Spin the Raiders‘ move to Las Vegas any way you please — John Madden isn’t buying it.
“Maybe this is just me being oversensitive, but doggone it, if you’re going to go, that’s really tough, but leave us something. Leave us something here in Oakland. Please,” said Madden, who coached the Raiders from 1969 to 1978 before moving into the broadcast booth.
The Raiders plan to play in a new 65,000-seat domed stadium in 2020, but they could toil in a temporary Las Vegas home as early as 2019. The entire plan doesn’t sit well with the 81-year-old Madden.
“I’m not sure they have that whole deal together yet. I’m not sure that they even know exactly what the stadium is, how many, where it’s going to be and all those things,” Madden said. “For some reason, they jumped into that thing quickly.”
Madden also called out mixed messages from a league that green-lit a move to Las Vegas, but also fined a collection of players who appeared at an arm-wresting tournament last weekend at one of the city’s casinos.
“I would hate to be a coach to take a team in there. I would hate to have my team in Las Vegas on Saturday night before the game … every team has a bottom 10 (group of misbehaving players),” Madden said, adding: “I think there’s going to be a lot of problems like that. I’d stay in Mohave (Arizona) or something.”
That won’t be Madden’s problem to deal with, but 31 others coaches will face that exact challenge when the Raiders shift to Sin City.
It’s a move that marks incredible changes for an NFL that has long shunned Las Vegas. For Madden, none of this makes much sense.

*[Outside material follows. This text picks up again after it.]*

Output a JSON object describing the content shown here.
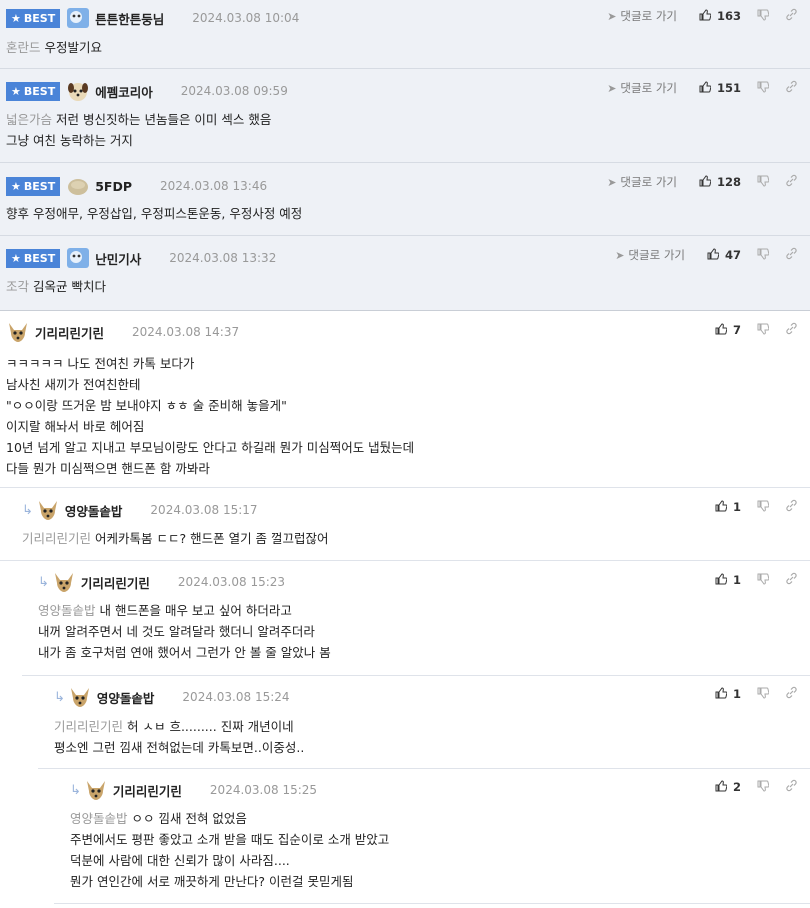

“There will be no more history of the Oakland Raiders, and that really bothers me,” he said.
“Boom, it just goes away.”